Olympus OM-D E-M1X + M.Zuiko 60 mm f/2.8 macro, f/2.8, 1/250, ISO-2000, subject distance 325 mm

How you can help keep this site advertising free

My intent is to keep this photography blog advertising free. If you enjoyed this article and/or my website and would like to support my work, you can purchase an eBook, or make a modest $10 donation through PayPal. Both are most appreciated. You can use the Donate button below. Larger donations can be made to tom@tomstirr.com through PayPal.

As a reminder to our Canadian readers, you can get a special 5% discount when ordering Tamron or Rokinon lenses and other products directly from the Amplis Store.

Word of mouth is the best form of endorsement. If you like our website please let your friends and associates know about our work. Linking to this site or to specific articles is allowed with proper acknowledgement. Reproducing articles, or any of the images contained in them, on another website or in any social media posting is a Copyright infringement.

Article is Copyright 2020 Thomas Stirr. Images are Copyright 2019-2020 Thomas Stirr. All rights reserved. No use, duplication or adaptation of any kind is allowed without written consent. If you see this article reproduced anywhere else it is an unauthorized and illegal use. Posting comments on offending websites and calling out individuals who steal intellectual property is always appreciated!

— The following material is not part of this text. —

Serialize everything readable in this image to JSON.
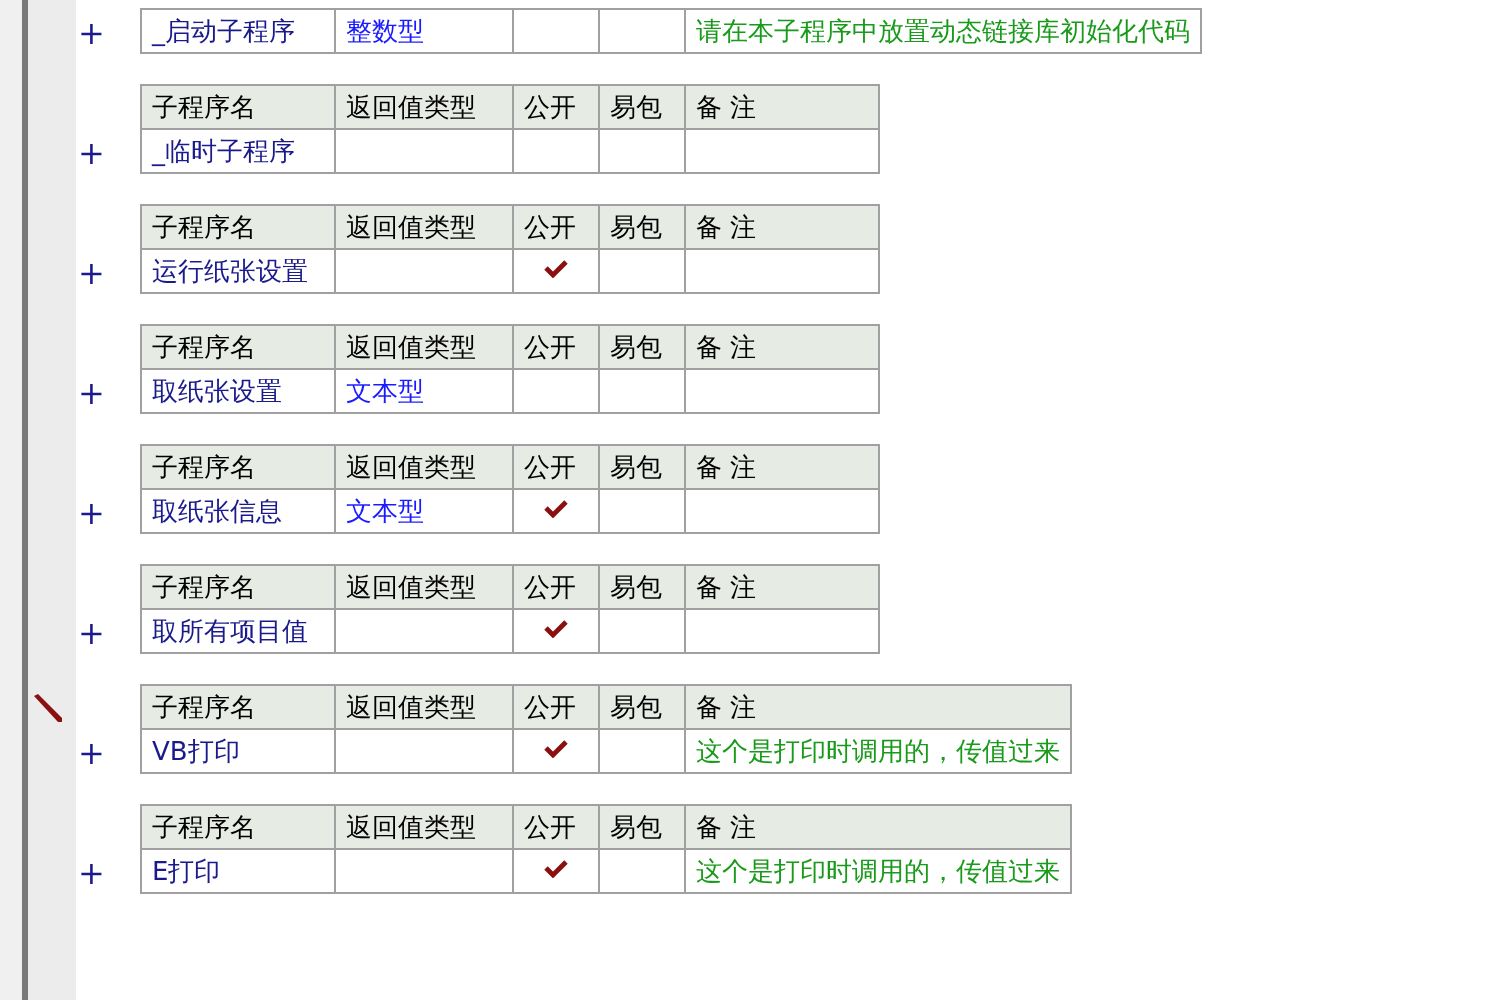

2 thoughts on “Being Alone”

  1. Tom,

    I totally am in agreement with what you wrote. A few years back, I was guilty of keeping a narrow viewpoint, largely hemmed in by the constraints of religion. This, after, escaping the perils of groupthink, so I thought I was doing better. The points you raised are thought-provoking, especially when taken to heart during these times when the extended quarantines and lockdowns are wreaking havoc on the physical, emotional, spiritual, realms.

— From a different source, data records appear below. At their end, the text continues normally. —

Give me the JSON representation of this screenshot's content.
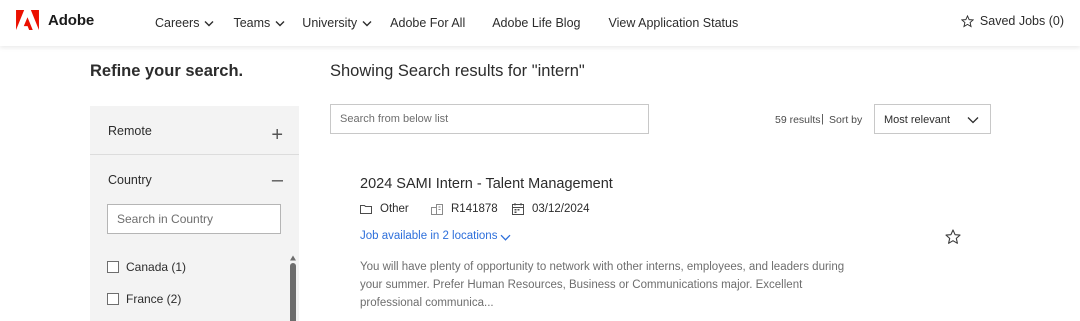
{
  "header": {
    "brand": "Adobe",
    "brand_color": "#eb1000",
    "nav": [
      {
        "label": "Careers",
        "has_dropdown": true
      },
      {
        "label": "Teams",
        "has_dropdown": true
      },
      {
        "label": "University",
        "has_dropdown": true
      },
      {
        "label": "Adobe For All",
        "has_dropdown": false
      },
      {
        "label": "Adobe Life Blog",
        "has_dropdown": false
      },
      {
        "label": "View Application Status",
        "has_dropdown": false
      }
    ],
    "saved_jobs": "Saved Jobs (0)"
  },
  "sidebar": {
    "title": "Refine your search.",
    "filters": {
      "remote": {
        "label": "Remote",
        "toggle": "+"
      },
      "country": {
        "label": "Country",
        "toggle": "–",
        "search_placeholder": "Search in Country",
        "options": [
          {
            "label": "Canada (1)",
            "checked": false
          },
          {
            "label": "France (2)",
            "checked": false
          }
        ]
      }
    }
  },
  "results": {
    "title": "Showing Search results for \"intern\"",
    "search_placeholder": "Search from below list",
    "count": "59 results",
    "separator": "|",
    "sort_label": "Sort by",
    "sort_value": "Most relevant"
  },
  "jobs": [
    {
      "title": "2024 SAMI Intern - Talent Management",
      "category": "Other",
      "req_id": "R141878",
      "date": "03/12/2024",
      "locations": "Job available in 2 locations",
      "description": "You will have plenty of opportunity to network with other interns, employees, and leaders during your summer. Prefer Human Resources, Business or Communications major. Excellent professional communica...",
      "link_color": "#2d6fdb"
    }
  ]
}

    Being alone does not have to mean being lonely. Perhaps, I’m biased in thinking this as a loner with a somewhat leaning towards INTJ personality type; but I would like to think I’m not. You can be surrounded by a mob of people and feel lonely.

    Ultimately, there’s a lesson to be learned in this pandemic situation we’re in. Perhaps, it’s a good time as any to take stock of our ways, our lifestyles, the things we thought are normal, the stuff we take for granted. Asking existentialist questions for which there are no easy answers (or no answers forthcoming at all) can be cathartic and liberating.

    By the way, love the accompanying images. You really have a gift of coming up with imagery to match the narrative to drive the point more effectively.

    Oggie
    http://www.lagalog.com

    1. Thanks for adding your perspectives Oggie… much appreciated!

      I agree that there are lessons to be learned during this pandemic. Questioning our lifestyles and things we take for granted can be important as your comment points out. I’ve had an eBook project simmering on a back burner for a while now… the objective of which is to showcase these types of photographic essays.

      Tom

Leave a Reply

Your email address will not be published. Required fields are marked *